Lance Corporal R/2002 Edgar Wilfred Lambert

Died of Wounds on Monday, 24th September 1917, age 23.
Buried in Grave "New Ground South" at St. Peter's Churchyard, West Bromwich, Staffs, United Kingdom.

7th Bn., King's Royal Rifle Corps. 41st Brigade of 14th Division.

Son of James Lambert; husband of M. A. Wellings (formerly Lambert), of 28, Farley St., Great Bridge, Tipton.
Born: Cirencester, Enlisted: West Bromwich, Resident: Great Bridge.

First landed France & Flanders, 18th May 1915.
Medal entitlement: 1914-15 Star, British War Medal, Victory Medal.
Soldier's Papers at National Archives survived and transcribed.

Commemorated on the Salem Chapel, and St. Peter's, Greets Green memorials.
Commemorated here because he appears on a Tipton memorial.

Link to Commonwealth War Graves Site: www.cwgc.org/find-war-dead/casualty/395629/

Genealogical Data

Birth of Edgar Wilfred Lambert registered December Quarter 1894 in Cirencester, Glos.

1901 Census
172 Cricklade Street, Cirencester, Glos.
Henry J Lambert (51, Confectioner, born Minchinhampton), his wife Mary A (47, born Stroud), and their 5 children: Emily A (26, Confectioner's Assistant, born Stroud), Albert G (16, Draper's Assistant, born Cirencester), Walter F (13, School, born Cirencester), Harriet Elizabeth (11, School, born Cirencester), and Edgar W (6, School, born Cirencester).

Marriage of Edgar Wilfred Lambert and Mary A. Husellbee registered March Quarter 1915 in West Bromwich.

1911 Census
172 Cricklade Street, Cirencester, Glos.
Henry James Lambert (61, Confectioner, born Minchinhampton), his wife of 1 year Charlotte (47, born Cirencester), and 2 of Henry's children from an earlier marriage: Harriet Elizabeth (21, Assisting in the Business, born Cirencester), and Edgar Wilfred (16, Draper's Assistant, born Cirencester).

Personal Data

Edgar enlisted on 4th September 1914 and after initial training landed France on 18th May 1915. He served in France and Flanders from 1915 to 1917 returning to England, presumably due to illness, on 18th April 1917.

He was discharged from the 7th (Depot) Battalion of the Kings Royal Rifle Brigade on 23rd August 1917 as "no longer physically fit for war service". His discharge papers describe him as being 5ft 7in tall with a 35in chest, brown eyes and brown hair, with a pale and sallow complexion. He had a scar on his left thigh, it is not known whether this was due to war service. His trade was given as Draper's Assistant and he was to live at 47 Farley Street, Great Bridge, Tipton. He was described as "Sober, honest and steady, a good non-commissioned officer."
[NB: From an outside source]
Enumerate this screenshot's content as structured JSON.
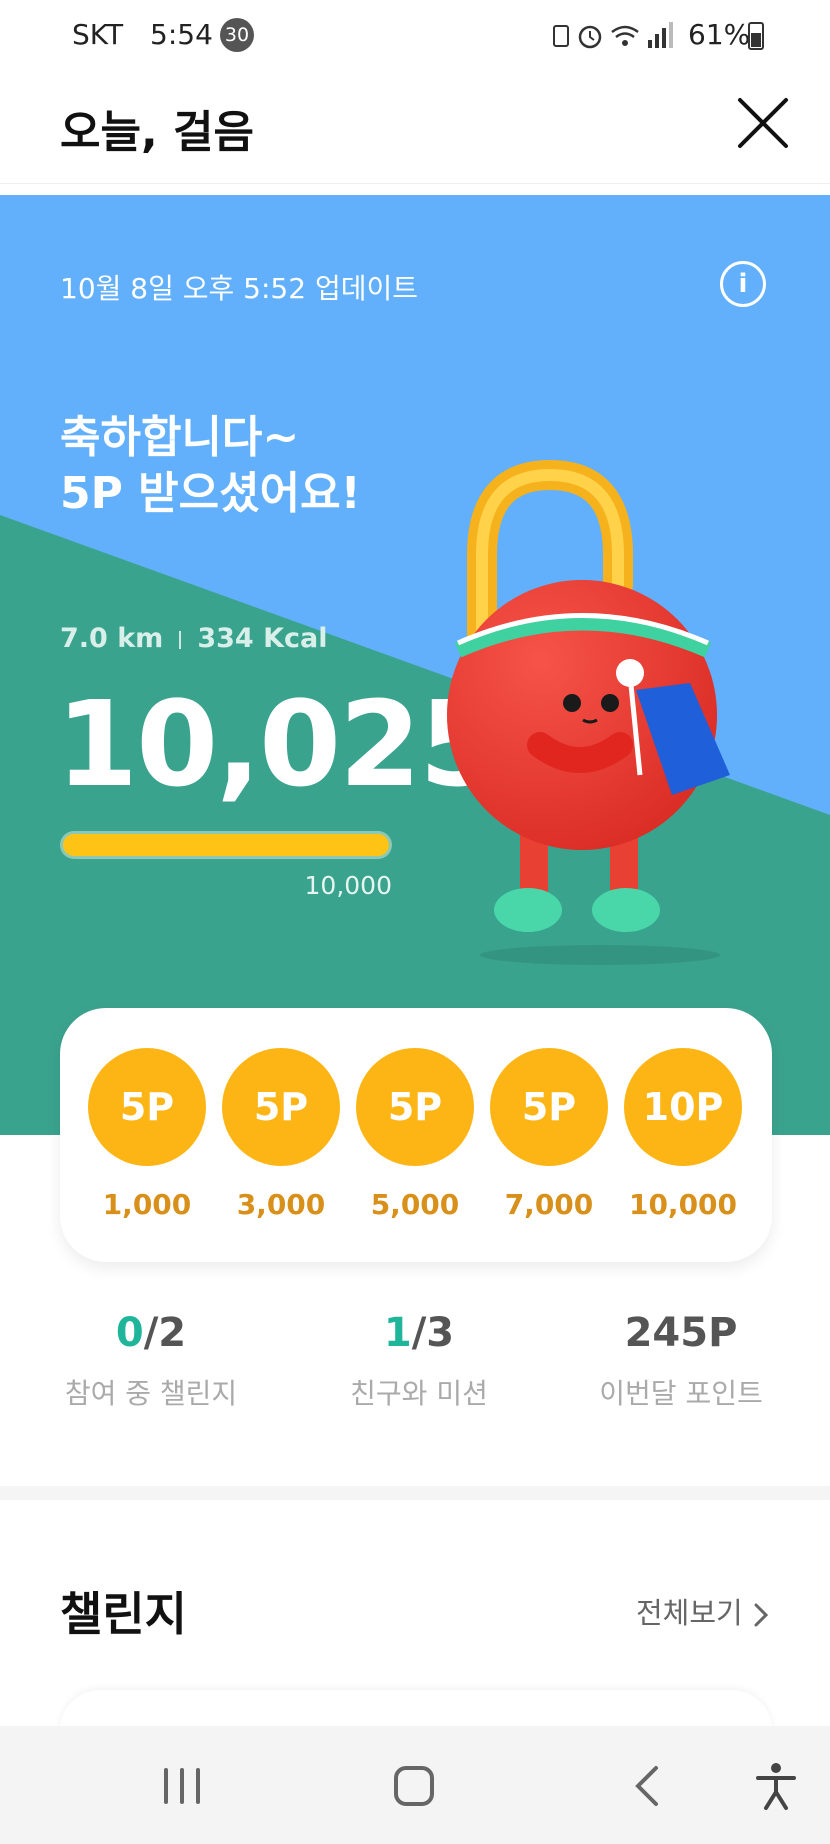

The report of his Medical Board dated 2nd August 1917 states that he was suffering from Total Disablement diagnosed as "VDH" - Valvular Disease of the Heart - affecting the aortic and mitral valves. It was stated that this was not caused by active service but was aggravated by it. Edgar was granted a pension of 27shillings and 6 pence per week, initially for six months. Unfortunately Edgar dies just over a month later, and was buried in St. Peter's Churchyard, Greets Green.

"VDH" - Valvular Disease of the Heart - was a common cause of discharge during the Great War. This was called "Soldier's Heart" and it was suggested that the condition could be brought on by stress, in effect a psychosomatic condition. As Edgar's death was just a month later it would suggest that the exertion of a soldier's life in the trenches aggravated a pre-existing condition.

After Edgar's death, his outstanding army pay and allowances amounted to £1/0/0d (1 pound exactly); this was paid to his widow, Annie, in December 1917. His War Gratuity was £14/0/0d (14 pounds exactly), this was also paid to Annie in December 1919. The value of the War Gratuity suggests that Edgar had enlisted in August 1914.

Action resulting in his death

Still to be researched. Contact me if required.

Newspaper Cuttings